Data records:
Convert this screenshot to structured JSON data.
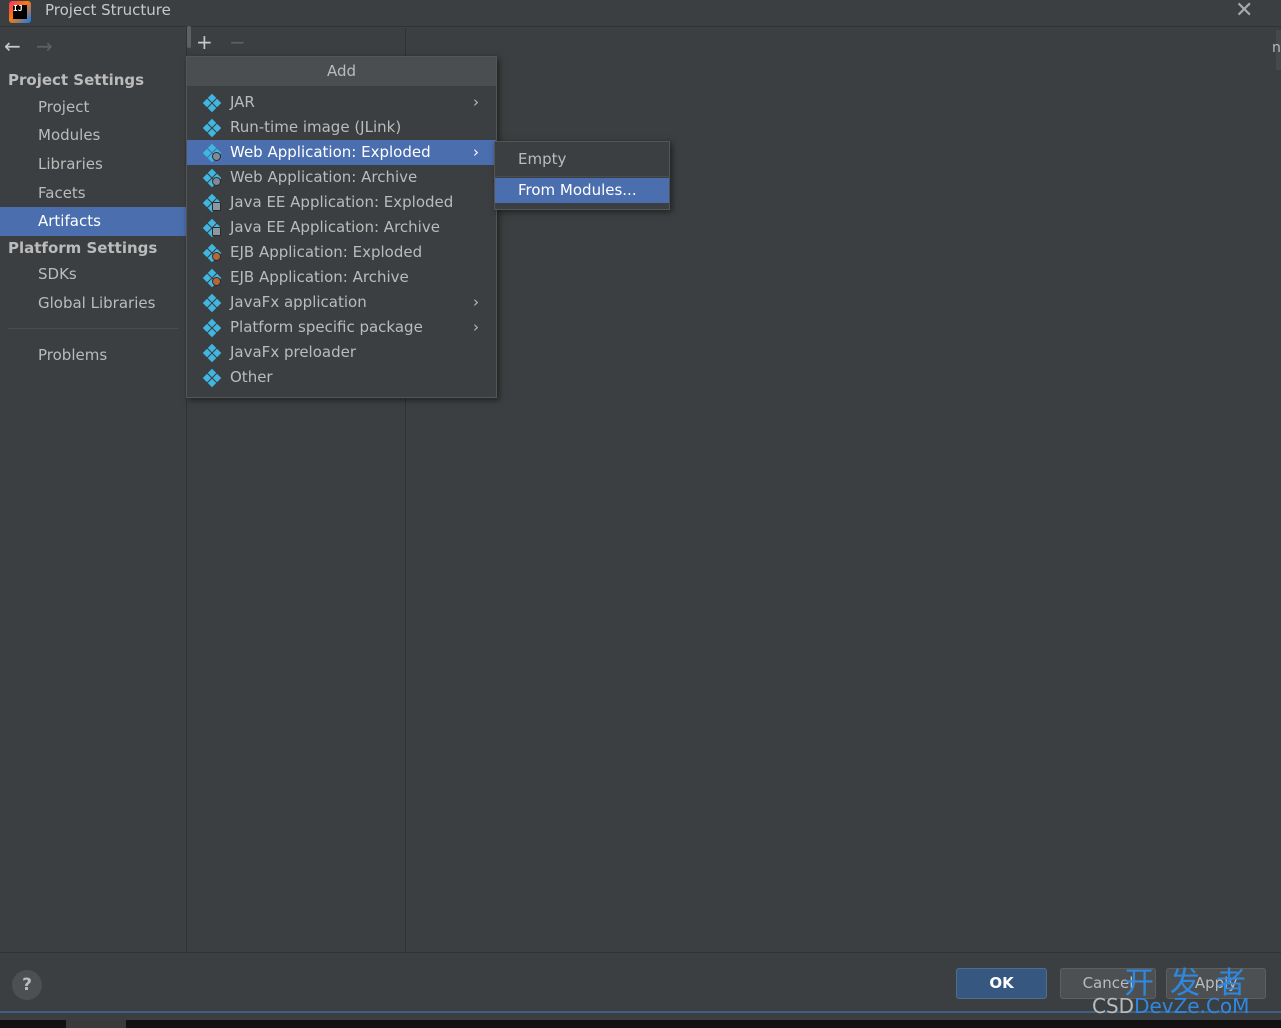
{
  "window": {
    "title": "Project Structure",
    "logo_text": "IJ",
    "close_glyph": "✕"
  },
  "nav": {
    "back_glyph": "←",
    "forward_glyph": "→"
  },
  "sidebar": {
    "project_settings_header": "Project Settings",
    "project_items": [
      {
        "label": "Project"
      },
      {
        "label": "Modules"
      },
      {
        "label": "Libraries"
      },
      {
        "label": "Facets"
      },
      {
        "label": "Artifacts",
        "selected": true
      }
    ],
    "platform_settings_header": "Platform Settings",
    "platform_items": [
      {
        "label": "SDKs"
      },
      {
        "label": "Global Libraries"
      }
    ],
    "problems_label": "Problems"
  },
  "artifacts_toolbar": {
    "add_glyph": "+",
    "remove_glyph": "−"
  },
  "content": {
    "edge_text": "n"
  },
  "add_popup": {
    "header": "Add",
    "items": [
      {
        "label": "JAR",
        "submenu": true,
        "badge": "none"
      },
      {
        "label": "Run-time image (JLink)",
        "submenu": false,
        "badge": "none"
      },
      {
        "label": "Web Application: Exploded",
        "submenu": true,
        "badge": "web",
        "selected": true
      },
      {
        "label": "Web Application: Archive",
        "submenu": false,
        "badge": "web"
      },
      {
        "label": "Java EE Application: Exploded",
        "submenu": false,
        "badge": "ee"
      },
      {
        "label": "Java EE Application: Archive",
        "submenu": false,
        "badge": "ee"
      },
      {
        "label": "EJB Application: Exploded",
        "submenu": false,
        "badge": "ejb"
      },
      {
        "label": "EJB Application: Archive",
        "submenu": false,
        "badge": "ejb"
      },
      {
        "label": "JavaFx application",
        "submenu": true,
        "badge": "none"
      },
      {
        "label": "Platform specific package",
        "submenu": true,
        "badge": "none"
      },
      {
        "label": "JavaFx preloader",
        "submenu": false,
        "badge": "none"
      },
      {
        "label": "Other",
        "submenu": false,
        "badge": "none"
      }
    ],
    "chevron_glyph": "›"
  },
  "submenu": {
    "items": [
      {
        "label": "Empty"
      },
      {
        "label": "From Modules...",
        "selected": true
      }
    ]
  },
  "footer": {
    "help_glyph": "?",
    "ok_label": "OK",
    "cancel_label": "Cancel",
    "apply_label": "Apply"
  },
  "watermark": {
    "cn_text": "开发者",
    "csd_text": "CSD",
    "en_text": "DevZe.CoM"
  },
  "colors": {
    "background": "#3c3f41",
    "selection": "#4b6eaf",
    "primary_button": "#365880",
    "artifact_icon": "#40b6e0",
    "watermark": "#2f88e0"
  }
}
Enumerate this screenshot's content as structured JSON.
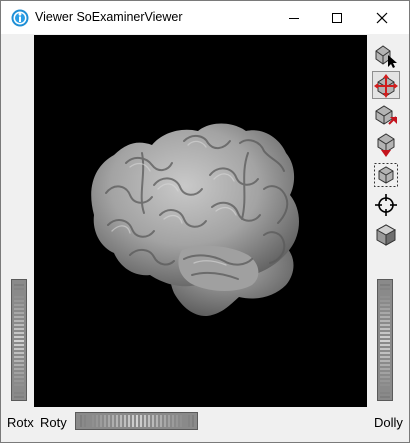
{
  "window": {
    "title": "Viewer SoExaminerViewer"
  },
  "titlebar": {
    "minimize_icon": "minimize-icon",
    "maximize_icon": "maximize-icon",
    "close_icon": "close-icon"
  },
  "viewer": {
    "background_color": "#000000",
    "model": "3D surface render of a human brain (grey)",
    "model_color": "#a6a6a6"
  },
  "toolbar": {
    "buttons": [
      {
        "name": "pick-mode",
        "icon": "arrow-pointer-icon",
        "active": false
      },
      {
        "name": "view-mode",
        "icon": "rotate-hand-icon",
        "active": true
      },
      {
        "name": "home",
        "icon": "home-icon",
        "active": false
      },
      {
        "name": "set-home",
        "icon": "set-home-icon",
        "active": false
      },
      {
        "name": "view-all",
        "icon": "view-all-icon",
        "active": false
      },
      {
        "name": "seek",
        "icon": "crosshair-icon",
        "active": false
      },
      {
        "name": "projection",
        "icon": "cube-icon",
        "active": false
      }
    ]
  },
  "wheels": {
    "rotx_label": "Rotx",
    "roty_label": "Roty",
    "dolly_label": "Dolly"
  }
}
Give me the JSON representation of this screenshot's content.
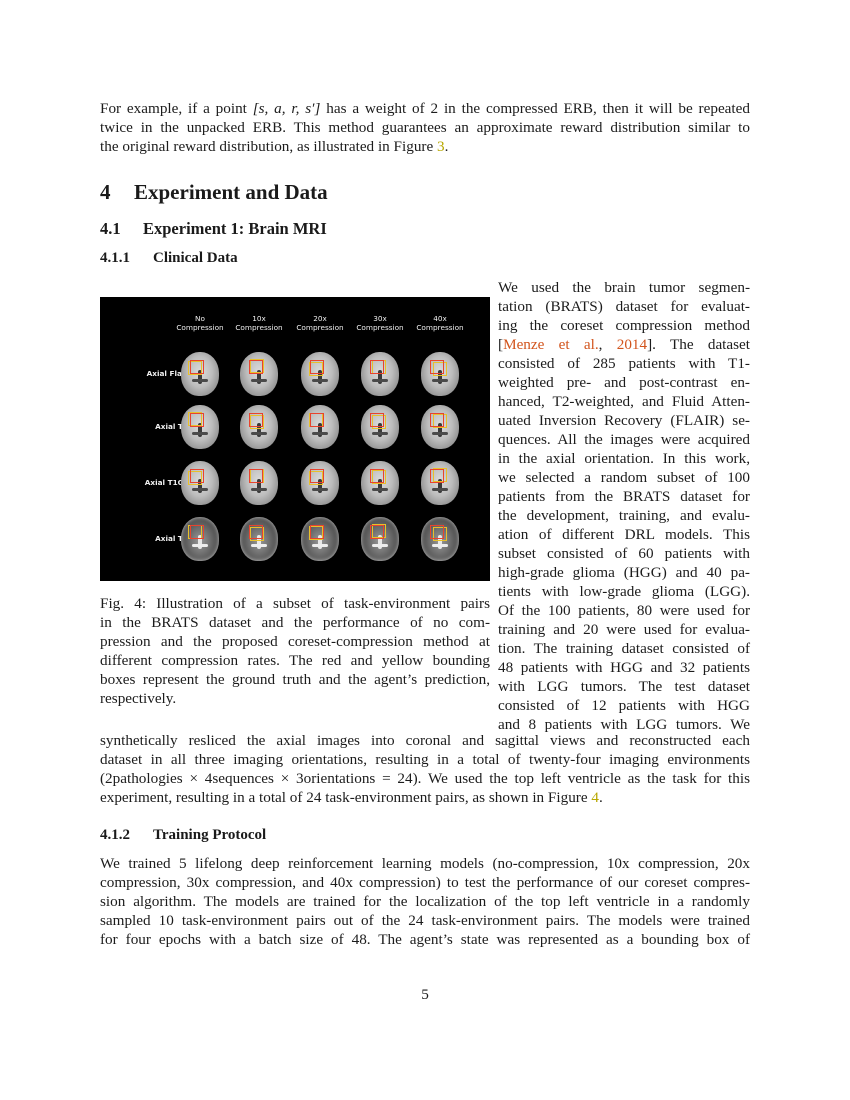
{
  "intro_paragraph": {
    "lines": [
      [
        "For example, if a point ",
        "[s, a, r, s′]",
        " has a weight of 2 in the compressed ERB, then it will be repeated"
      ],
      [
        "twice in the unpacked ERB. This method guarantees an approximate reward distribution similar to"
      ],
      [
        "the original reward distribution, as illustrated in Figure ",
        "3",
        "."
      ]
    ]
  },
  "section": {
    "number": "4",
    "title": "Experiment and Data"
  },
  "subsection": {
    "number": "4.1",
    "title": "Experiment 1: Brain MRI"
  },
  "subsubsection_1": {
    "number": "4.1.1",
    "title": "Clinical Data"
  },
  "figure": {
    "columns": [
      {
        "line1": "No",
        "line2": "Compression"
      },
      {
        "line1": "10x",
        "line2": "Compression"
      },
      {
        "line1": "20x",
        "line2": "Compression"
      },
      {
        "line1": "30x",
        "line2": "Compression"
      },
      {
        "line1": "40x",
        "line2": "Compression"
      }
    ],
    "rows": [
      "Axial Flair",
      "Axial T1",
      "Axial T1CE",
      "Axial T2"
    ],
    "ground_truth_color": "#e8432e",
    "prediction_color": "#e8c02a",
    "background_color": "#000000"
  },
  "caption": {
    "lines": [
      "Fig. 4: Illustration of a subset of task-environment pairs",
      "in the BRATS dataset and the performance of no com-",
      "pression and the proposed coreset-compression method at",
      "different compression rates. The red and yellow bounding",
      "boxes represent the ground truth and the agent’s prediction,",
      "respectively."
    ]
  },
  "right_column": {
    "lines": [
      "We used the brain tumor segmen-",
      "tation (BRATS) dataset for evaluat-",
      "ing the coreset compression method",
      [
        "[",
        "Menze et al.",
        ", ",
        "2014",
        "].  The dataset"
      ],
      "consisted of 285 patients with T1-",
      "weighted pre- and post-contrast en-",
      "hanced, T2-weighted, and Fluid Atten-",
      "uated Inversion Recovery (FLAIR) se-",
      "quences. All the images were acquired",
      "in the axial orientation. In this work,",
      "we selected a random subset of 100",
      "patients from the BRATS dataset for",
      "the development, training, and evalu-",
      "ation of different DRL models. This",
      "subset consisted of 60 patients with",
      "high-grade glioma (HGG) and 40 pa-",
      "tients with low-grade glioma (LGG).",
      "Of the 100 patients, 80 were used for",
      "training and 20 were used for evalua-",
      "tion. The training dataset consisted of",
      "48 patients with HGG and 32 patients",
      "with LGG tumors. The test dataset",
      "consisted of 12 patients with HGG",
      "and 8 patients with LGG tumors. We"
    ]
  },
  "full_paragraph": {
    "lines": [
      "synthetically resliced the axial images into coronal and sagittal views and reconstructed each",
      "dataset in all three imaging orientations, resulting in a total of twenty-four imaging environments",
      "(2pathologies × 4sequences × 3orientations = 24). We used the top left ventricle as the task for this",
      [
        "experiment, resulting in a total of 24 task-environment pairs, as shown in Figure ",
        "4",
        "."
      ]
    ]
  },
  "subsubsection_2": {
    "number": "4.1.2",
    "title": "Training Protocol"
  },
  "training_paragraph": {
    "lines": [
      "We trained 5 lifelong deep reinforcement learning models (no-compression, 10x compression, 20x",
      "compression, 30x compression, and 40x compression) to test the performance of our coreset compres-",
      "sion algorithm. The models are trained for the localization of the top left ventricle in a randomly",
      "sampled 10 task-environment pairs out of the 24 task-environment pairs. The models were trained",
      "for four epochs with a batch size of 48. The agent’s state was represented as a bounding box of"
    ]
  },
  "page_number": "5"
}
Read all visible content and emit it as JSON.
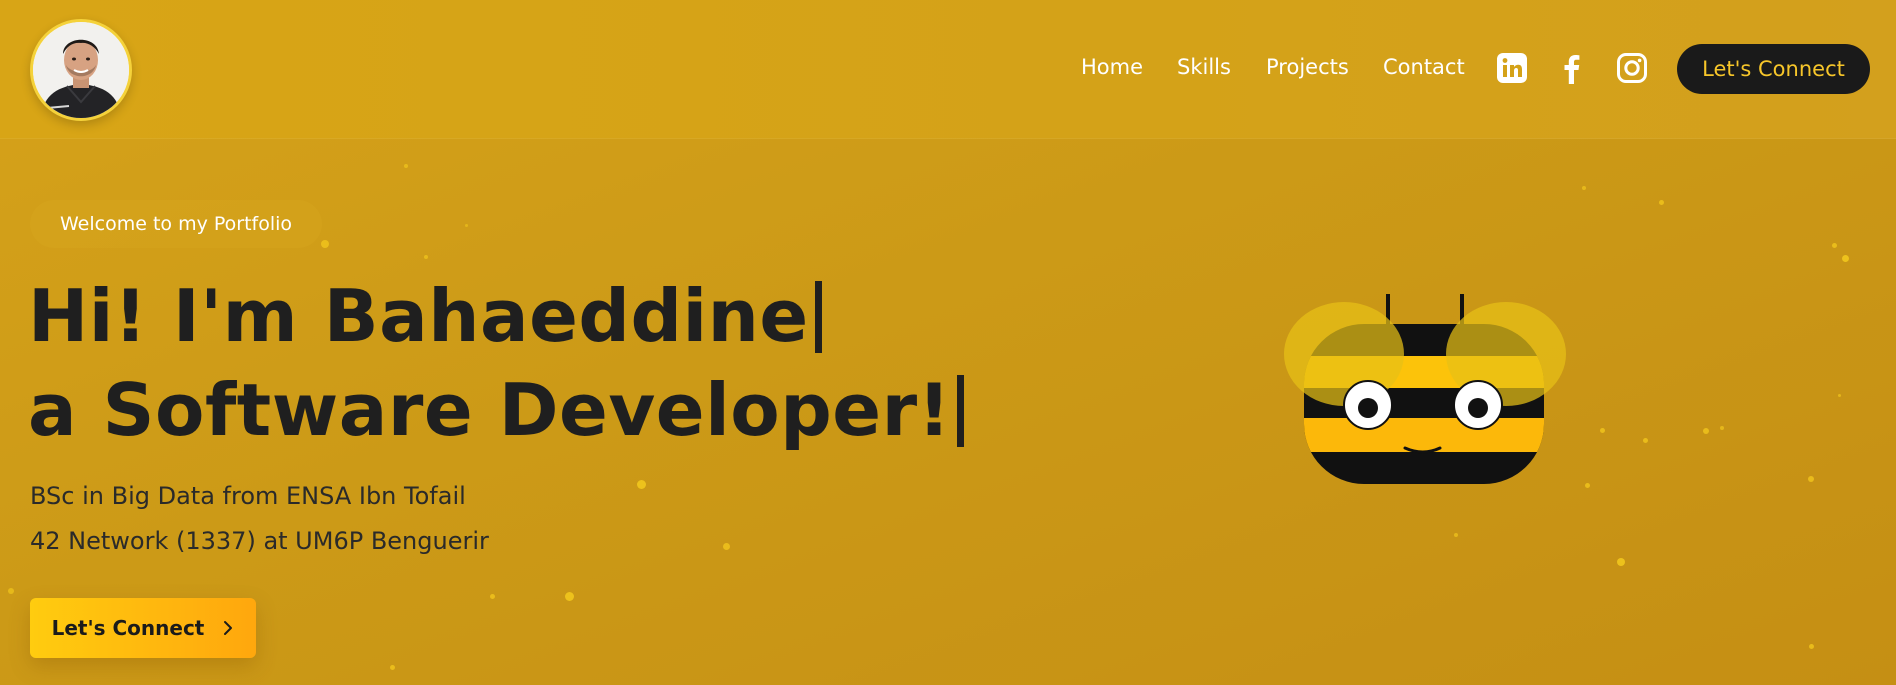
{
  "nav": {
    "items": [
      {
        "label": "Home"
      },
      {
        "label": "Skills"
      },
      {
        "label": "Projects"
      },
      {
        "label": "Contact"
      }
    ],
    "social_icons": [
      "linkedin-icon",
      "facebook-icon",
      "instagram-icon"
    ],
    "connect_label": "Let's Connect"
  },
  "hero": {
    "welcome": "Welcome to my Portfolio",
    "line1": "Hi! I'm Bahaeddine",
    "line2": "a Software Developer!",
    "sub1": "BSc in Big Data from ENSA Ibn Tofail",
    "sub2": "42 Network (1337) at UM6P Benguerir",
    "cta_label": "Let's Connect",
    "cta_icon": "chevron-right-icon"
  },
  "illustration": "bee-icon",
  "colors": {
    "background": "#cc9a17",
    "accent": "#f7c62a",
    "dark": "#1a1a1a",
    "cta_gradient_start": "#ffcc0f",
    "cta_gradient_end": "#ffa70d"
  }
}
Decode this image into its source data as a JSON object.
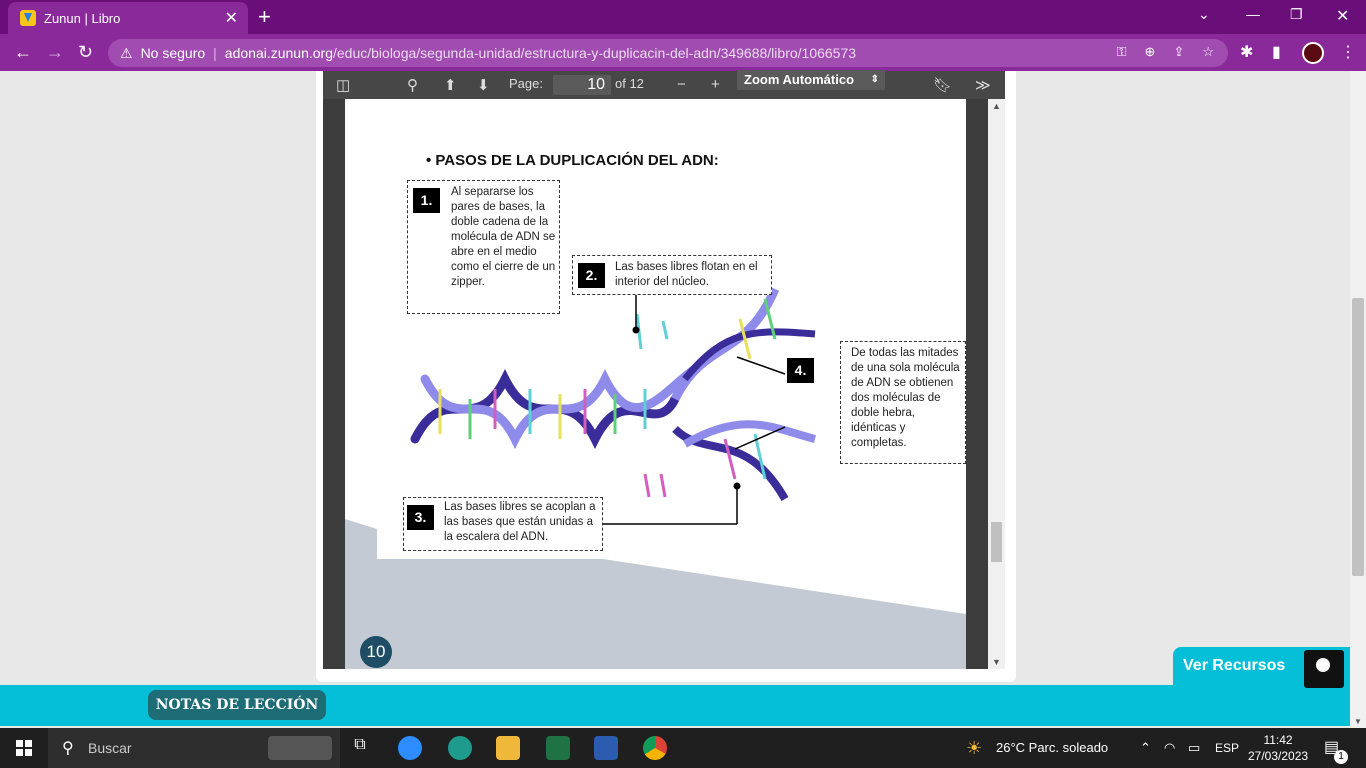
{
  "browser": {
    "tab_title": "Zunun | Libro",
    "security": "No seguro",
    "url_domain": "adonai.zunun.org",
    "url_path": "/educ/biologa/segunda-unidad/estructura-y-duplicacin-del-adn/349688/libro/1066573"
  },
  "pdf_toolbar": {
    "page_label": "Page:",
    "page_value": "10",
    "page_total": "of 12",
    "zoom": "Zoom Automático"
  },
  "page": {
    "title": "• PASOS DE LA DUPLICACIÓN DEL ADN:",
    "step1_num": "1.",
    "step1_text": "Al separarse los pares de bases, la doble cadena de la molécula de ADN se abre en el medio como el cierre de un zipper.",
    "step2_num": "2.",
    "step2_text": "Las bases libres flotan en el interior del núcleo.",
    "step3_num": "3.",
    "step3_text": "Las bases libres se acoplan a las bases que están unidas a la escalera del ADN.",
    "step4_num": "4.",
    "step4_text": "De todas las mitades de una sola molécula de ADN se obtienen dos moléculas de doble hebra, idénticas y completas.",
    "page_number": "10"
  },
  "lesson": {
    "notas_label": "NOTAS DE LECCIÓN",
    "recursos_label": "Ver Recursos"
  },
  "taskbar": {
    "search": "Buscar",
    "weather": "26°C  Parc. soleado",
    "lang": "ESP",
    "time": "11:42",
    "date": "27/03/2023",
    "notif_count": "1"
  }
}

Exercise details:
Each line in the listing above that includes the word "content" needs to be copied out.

Solution to this problem:
  "content": {
Enumerate this screenshot's content as structured JSON.
Give me the JSON representation of this screenshot's content.
Read all visible content and emit it as JSON.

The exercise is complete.